After a little accident by a former hair stylist, I headed to the Red Door salon in Chevy Chase in search of damage control.
I’d been “growing” my hair the past year to…regain my sexy after a failed love affair. A year ago my ex-boyfriend, who didn’t know me when I had long hair told me that he preferred me with long hair after seeing a picture of me from 10 years ago. His insensitive comment really affected my self esteem. What I should’ve said at the time was that I understood and that I too preferred his picture from 10 years ago and what you see now is what you get! Instead, I did what many women do, I tried to change myself to please him and the relationship ended for other reasons. Since it was never really about the long hair, of course.

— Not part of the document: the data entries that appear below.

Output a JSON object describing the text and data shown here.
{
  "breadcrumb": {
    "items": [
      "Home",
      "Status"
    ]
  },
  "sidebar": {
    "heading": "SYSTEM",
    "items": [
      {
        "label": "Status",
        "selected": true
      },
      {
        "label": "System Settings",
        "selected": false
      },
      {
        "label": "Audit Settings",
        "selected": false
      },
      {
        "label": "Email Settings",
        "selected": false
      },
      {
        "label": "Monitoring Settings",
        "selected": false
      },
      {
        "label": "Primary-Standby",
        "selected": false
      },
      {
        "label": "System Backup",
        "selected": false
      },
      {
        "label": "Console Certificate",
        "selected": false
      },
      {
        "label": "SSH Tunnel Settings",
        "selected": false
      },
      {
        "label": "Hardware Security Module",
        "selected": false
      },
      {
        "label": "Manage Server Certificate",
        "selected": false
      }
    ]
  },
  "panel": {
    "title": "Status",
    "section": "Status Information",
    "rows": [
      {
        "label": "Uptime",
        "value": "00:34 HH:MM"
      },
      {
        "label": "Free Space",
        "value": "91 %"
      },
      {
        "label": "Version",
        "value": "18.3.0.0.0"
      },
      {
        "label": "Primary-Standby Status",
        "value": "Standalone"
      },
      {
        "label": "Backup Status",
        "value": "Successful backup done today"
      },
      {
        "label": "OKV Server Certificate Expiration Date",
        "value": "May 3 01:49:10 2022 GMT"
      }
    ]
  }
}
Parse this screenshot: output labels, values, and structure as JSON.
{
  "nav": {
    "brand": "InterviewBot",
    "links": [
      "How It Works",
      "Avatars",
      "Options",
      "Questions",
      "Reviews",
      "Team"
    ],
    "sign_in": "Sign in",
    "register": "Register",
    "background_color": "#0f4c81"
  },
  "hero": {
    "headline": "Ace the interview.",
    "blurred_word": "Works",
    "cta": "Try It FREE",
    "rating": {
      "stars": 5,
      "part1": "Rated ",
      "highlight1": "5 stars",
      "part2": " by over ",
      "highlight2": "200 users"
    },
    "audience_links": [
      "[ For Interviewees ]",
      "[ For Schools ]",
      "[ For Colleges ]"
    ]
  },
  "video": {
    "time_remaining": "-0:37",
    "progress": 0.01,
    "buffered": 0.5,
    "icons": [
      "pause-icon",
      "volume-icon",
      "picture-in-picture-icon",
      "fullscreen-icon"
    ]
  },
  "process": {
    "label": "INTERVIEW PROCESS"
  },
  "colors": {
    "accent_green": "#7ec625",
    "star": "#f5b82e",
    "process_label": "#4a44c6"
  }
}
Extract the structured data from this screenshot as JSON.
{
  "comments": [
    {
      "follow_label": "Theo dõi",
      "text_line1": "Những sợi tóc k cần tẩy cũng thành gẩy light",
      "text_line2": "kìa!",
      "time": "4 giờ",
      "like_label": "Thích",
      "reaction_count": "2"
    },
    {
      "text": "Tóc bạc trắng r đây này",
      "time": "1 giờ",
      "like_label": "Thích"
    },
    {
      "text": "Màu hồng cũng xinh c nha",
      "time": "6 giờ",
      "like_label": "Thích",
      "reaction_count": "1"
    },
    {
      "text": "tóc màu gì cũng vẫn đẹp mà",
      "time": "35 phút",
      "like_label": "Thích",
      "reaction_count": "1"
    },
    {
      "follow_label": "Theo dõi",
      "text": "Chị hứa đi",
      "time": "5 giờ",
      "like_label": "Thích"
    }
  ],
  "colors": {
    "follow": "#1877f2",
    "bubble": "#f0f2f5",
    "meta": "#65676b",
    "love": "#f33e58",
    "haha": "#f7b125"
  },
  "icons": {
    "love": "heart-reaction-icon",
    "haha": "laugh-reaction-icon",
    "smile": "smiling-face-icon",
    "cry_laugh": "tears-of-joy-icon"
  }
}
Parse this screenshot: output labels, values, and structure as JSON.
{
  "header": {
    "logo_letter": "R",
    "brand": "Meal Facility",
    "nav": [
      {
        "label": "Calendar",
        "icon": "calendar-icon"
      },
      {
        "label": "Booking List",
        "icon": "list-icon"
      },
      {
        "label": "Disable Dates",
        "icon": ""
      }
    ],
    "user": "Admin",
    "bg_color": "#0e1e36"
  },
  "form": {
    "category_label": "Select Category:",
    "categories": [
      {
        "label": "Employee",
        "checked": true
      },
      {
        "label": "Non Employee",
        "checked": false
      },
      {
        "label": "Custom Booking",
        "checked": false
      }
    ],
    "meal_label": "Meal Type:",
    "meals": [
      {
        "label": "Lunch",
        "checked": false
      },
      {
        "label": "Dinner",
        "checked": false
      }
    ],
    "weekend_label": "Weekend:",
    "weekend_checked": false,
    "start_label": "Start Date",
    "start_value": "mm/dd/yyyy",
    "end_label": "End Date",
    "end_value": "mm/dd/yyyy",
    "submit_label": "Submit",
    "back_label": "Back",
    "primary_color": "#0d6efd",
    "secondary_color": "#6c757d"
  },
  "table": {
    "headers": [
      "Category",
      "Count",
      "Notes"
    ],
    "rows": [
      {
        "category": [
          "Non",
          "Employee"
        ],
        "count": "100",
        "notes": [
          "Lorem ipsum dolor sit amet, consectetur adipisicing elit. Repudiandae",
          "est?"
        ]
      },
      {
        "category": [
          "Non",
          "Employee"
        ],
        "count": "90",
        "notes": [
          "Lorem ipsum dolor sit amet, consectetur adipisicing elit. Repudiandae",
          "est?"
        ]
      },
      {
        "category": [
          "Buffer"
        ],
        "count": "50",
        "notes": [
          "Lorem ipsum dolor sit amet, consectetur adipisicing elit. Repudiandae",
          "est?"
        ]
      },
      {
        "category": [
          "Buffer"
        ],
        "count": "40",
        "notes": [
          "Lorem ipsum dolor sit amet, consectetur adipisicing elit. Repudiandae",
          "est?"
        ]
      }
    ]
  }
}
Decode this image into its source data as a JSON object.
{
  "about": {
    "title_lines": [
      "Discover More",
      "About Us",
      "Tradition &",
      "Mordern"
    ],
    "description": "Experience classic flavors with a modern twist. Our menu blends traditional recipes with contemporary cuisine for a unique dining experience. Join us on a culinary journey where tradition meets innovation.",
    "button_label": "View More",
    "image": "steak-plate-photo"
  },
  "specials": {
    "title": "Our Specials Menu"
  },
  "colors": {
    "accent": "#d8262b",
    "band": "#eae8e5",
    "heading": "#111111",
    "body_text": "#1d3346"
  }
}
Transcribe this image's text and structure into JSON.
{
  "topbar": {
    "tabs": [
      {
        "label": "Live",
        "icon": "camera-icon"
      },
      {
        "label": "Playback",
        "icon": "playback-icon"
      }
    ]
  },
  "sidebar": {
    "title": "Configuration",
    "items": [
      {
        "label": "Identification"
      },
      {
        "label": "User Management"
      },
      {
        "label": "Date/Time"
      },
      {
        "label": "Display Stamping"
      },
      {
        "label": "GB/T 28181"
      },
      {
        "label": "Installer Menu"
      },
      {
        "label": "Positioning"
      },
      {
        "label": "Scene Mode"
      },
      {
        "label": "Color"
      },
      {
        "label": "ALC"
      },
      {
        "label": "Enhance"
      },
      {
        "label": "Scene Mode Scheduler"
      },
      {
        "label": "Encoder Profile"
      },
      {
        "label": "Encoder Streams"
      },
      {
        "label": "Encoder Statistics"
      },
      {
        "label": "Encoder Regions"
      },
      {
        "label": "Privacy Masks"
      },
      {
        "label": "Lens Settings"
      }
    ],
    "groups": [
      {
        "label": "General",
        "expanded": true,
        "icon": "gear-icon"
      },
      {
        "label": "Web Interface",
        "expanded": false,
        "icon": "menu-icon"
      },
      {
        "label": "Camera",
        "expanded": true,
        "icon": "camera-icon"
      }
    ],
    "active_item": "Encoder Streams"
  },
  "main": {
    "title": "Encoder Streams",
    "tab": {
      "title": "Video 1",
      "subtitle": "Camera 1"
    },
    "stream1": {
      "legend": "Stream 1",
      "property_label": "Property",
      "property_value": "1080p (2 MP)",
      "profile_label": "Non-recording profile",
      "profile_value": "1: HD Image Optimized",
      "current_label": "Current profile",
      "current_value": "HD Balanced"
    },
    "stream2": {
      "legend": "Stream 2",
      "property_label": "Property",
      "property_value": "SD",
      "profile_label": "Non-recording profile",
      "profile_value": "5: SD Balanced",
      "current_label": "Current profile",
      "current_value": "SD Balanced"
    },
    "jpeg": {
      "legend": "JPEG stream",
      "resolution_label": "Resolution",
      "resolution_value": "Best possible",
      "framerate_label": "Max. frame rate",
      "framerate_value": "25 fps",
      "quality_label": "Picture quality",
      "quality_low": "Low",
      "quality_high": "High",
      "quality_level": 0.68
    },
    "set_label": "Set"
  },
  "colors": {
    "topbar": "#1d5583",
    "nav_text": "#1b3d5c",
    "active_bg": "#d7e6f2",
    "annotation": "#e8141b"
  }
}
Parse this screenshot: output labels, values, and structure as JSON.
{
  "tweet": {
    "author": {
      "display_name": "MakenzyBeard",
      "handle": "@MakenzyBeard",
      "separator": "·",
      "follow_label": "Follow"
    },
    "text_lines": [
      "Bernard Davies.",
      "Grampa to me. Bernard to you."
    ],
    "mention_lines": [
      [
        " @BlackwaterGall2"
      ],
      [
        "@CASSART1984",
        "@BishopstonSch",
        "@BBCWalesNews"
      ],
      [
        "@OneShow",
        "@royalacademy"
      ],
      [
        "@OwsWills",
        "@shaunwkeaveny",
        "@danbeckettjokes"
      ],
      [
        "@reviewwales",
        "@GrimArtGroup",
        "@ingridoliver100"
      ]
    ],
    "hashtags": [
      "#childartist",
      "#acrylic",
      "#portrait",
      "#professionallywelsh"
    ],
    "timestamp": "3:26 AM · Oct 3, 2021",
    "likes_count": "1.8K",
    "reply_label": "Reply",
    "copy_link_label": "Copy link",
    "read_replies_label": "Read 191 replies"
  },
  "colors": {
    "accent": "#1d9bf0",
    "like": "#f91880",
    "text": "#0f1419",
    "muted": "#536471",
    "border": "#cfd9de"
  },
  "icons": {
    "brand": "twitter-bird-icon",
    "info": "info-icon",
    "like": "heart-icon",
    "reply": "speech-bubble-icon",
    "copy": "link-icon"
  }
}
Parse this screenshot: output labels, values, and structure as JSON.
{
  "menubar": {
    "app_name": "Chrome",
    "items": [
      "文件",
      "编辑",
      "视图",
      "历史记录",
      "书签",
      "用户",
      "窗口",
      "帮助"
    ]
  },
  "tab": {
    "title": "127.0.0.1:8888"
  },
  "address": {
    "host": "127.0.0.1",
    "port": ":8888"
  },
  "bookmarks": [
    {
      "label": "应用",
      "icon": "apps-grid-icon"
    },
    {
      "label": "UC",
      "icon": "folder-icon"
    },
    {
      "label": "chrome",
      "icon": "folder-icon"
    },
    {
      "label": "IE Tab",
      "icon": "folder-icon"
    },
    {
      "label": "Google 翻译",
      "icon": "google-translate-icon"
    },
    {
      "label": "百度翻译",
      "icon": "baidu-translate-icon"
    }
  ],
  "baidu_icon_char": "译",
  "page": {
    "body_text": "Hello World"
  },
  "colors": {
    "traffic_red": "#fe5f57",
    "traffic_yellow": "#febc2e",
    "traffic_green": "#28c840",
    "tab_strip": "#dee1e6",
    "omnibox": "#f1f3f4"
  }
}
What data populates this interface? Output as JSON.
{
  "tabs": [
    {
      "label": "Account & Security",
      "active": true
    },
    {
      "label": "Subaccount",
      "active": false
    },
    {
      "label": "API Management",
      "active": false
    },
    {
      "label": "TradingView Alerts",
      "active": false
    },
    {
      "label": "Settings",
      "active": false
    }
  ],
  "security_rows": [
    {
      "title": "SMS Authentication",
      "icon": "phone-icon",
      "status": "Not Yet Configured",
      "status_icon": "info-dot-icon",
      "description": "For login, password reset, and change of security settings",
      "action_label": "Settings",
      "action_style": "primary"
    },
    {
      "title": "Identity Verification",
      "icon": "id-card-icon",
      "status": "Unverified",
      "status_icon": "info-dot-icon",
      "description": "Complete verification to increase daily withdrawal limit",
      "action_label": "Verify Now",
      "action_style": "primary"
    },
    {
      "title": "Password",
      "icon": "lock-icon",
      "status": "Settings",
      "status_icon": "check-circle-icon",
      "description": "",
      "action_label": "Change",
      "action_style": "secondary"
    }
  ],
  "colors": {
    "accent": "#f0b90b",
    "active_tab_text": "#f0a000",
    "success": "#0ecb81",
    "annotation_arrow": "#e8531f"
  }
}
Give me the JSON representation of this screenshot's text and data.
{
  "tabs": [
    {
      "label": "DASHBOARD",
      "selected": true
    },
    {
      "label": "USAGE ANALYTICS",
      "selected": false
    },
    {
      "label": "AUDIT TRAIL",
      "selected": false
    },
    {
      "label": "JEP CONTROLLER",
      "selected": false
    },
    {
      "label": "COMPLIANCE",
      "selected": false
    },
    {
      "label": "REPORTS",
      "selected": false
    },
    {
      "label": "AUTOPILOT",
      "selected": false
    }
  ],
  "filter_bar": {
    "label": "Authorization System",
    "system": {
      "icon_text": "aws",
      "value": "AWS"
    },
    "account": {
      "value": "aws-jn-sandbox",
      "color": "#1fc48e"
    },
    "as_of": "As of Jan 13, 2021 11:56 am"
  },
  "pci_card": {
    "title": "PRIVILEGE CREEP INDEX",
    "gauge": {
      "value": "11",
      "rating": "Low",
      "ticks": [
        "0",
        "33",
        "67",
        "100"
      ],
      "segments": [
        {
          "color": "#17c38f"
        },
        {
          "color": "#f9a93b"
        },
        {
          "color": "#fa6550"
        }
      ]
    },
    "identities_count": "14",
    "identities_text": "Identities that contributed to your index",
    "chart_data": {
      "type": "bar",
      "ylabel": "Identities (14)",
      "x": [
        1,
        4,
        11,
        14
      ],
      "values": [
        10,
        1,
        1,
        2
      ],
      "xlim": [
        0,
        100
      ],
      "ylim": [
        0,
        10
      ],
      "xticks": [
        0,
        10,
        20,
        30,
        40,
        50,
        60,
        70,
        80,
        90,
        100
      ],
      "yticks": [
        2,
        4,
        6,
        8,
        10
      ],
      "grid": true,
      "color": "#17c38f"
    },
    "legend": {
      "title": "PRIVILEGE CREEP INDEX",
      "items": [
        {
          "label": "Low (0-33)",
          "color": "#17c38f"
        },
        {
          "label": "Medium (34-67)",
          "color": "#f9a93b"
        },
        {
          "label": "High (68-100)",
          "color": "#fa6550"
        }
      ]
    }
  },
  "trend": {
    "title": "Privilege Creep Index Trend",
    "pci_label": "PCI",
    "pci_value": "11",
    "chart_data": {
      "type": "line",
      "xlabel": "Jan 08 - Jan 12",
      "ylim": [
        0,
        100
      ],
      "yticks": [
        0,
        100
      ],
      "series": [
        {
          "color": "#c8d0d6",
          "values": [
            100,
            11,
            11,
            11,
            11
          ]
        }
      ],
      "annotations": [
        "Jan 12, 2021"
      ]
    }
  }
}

Anyhoo back to my story, post hair consultation, the stylist asks “so you want me to give you a cute short hair cut?” I nodded and thought briefly of my dating prospects this year. But then I remembered that before the ex. my pixie hair style seemed to attract more attention.
Later, in the ladies room, a fellow customer said “you have such beautiful eyes! I was staring at you in the other room and saying to myself how I wished I looked like that!” I was surprised and actually looked into the mirror–she was right, my features are enhanced. I left the facility full of renewed confidence, after flirting with the parking garage attendent.
My outward gamine appearance now better matches my free spirit nature.
Sometimes we need to see ourselves through the eyes of another to fully appreciate our beauty and sometimes…we don’t.
Yesterday my 5 year old received some vaccinations to get her up to date for school. Last night, she experience fever as a result. As I cared for her, tenderly mopping her brow with a cool damp cloth she said “Mommy you are being SO good. Can you be this good all the time?”
I thought “WHAT THE F____?”
My 5 year old daughter was off school today so we spent the day bonding–just being girls. I took her along with me to the hair salon, afterwards we headed over to Home Depot to get much needed bedroom lighting.
Right away she spotted two different floor lamps both with multi-colored shades–one more suitable for children, the other more grown up. I eagerly put the floor lamp for her bedroom in the cart, and despite really liking her selection for my room, went instead with a safer choice–a brushed nickel floor lamp.
When we arrived at the checkout the saleswoman applauded my daughter’s choice for her room and stated enthusiastically, that it was a choice she’d make for her own bedroom, even as a grown up.
I reflected on how much more I’d preferred my daughter’s selection for my room. Yet I’d gone with a safer, more conservative choice, to avoid risk. I mean, really…it’s just lighting!
I also thought about easily we allow the color in our lives to seep away when we become adults, by consistently sticking to ‘safe’ decisions, including those with few consequences.
So, I told the saleswoman to wait…that I had to make a switch real quick.
When my daughter and I returned home, I was thrilled to see how perfectly the new floor lamp picked up the colors from my primal quilt.
This small detail brought my bedroom to life!
I feel enormous guilt for burdening my perfect children with a father who doesn’t want them, a grandmother too abused to fully show the love she has for them, three dead grandparents, and an undeserving substitute.
How do I move forward and create a new story for them?
I used to give my trust quickly and without discretion, asking nothing in return–very much like the gift that was not appreciated because of its (lack of) presentation.
Resulting bad experiences would lead me to have feelings of low self worth, and eventually I stopped trusting myself and could no longer rely on my own judgement.
Disappointed, I eventually learned not to trust others at all–giving up a key ingredient to enjoying life.
I’ve since learned that trust is earned–a thing of consideration, if you will. It should build over time and eventually reach a tipping point where it’s either given freely… or not at all.
But when it comes to trusting yourself–do it absolutely without hesitation.
I used to push against the grain upon meeting obstacles, now I accept the situation and go for plan B and the outcome is better than I ever expected…
I dreamed for years about the perfect bed. I envisioned majestic, luxurious, romantic nights of impassioned lovemaking in that bed. I saved and saved, and then I found it–an Ethan Allen British Classics Montego Canopy bed, California King size. A four poster bed of carved mahogany with pineapple finials, that’d look right at home in the antebellum south. The bed was so big, it had its own wardrobe for linens.
Once lovers experienced it, they’d invite themselves to spend the night. And the next night, and the next. Proposals, marriages, and other longer term relationships were built around that bed. A bed that no longer felt my own.
Today the bed I call my own is a vintage brass and iron bed–Queen size. Dressed in linens and a primal quilt.
In which I feed myself pineapple and chocolate.